→ Work task:
Spot each line in the records below where the word "sent" occurs, then copy it.

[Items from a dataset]

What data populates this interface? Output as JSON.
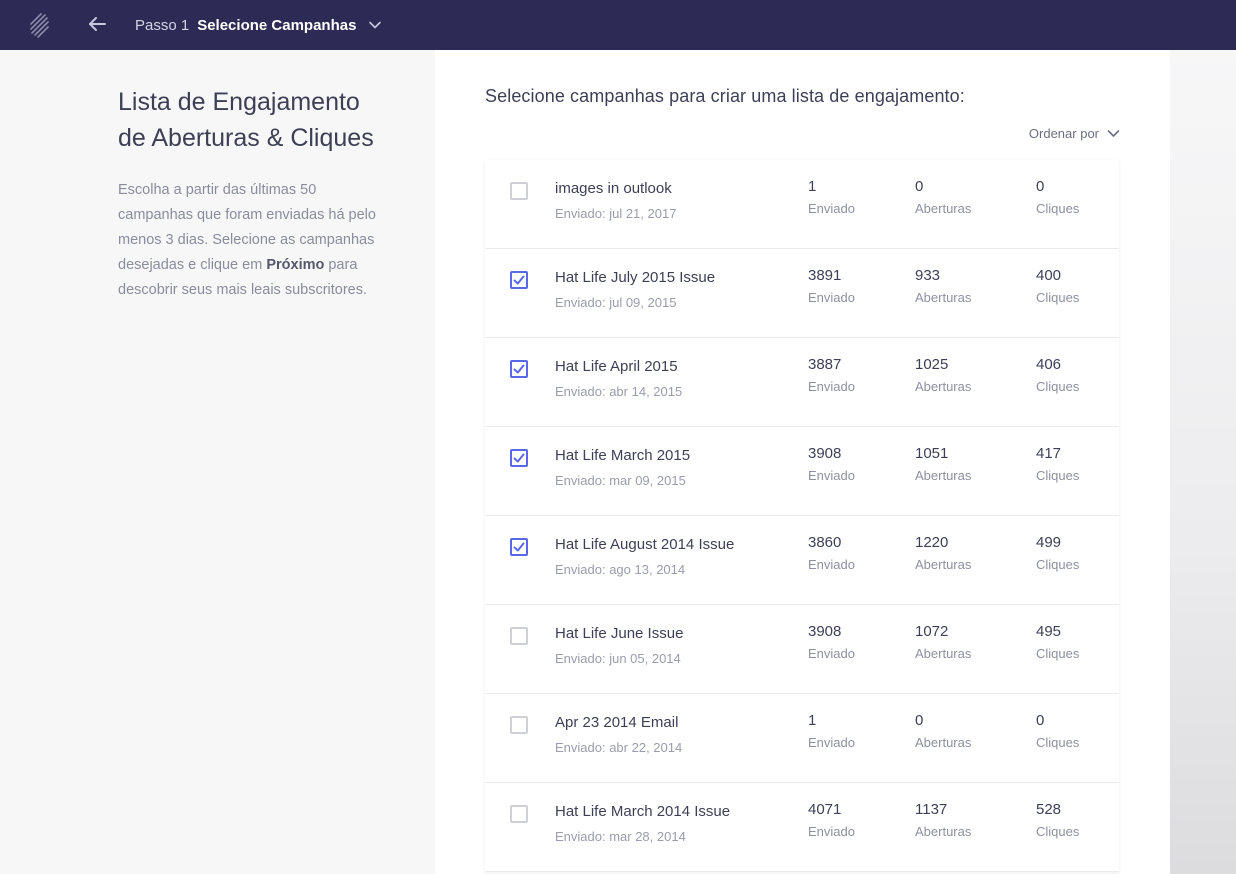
{
  "header": {
    "step_number": "Passo 1",
    "step_title": "Selecione Campanhas"
  },
  "intro": {
    "title": "Lista de Engajamento de Aberturas & Cliques",
    "description_before": "Escolha a partir das últimas 50 campanhas que foram enviadas há pelo menos 3 dias. Selecione as campanhas desejadas e clique em ",
    "description_bold": "Próximo",
    "description_after": " para descobrir seus mais leais subscritores."
  },
  "main": {
    "heading": "Selecione campanhas para criar uma lista de engajamento:",
    "sort_label": "Ordenar por"
  },
  "labels": {
    "sent": "Enviado",
    "opens": "Aberturas",
    "clicks": "Cliques"
  },
  "campaigns": [
    {
      "checked": false,
      "name": "images in outlook",
      "date": "Enviado: jul 21, 2017",
      "sent": "1",
      "opens": "0",
      "clicks": "0"
    },
    {
      "checked": true,
      "name": "Hat Life July 2015 Issue",
      "date": "Enviado: jul 09, 2015",
      "sent": "3891",
      "opens": "933",
      "clicks": "400"
    },
    {
      "checked": true,
      "name": "Hat Life April 2015",
      "date": "Enviado: abr 14, 2015",
      "sent": "3887",
      "opens": "1025",
      "clicks": "406"
    },
    {
      "checked": true,
      "name": "Hat Life March 2015",
      "date": "Enviado: mar 09, 2015",
      "sent": "3908",
      "opens": "1051",
      "clicks": "417"
    },
    {
      "checked": true,
      "name": "Hat Life August 2014 Issue",
      "date": "Enviado: ago 13, 2014",
      "sent": "3860",
      "opens": "1220",
      "clicks": "499"
    },
    {
      "checked": false,
      "name": "Hat Life June Issue",
      "date": "Enviado: jun 05, 2014",
      "sent": "3908",
      "opens": "1072",
      "clicks": "495"
    },
    {
      "checked": false,
      "name": "Apr 23 2014 Email",
      "date": "Enviado: abr 22, 2014",
      "sent": "1",
      "opens": "0",
      "clicks": "0"
    },
    {
      "checked": false,
      "name": "Hat Life March 2014 Issue",
      "date": "Enviado: mar 28, 2014",
      "sent": "4071",
      "opens": "1137",
      "clicks": "528"
    }
  ],
  "colors": {
    "topbar": "#2d2b55",
    "accent": "#5968e8"
  },
  "icons": {
    "logo": "brand-logo-icon",
    "back": "arrow-left-icon",
    "chevron": "chevron-down-icon",
    "check": "check-icon"
  }
}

→ Response area:
    "sent": "Enviado",
      "sent": "1",
      "sent": "3891",
      "sent": "3887",
      "sent": "3908",
      "sent": "3860",
      "sent": "3908",
      "sent": "1",
      "sent": "4071",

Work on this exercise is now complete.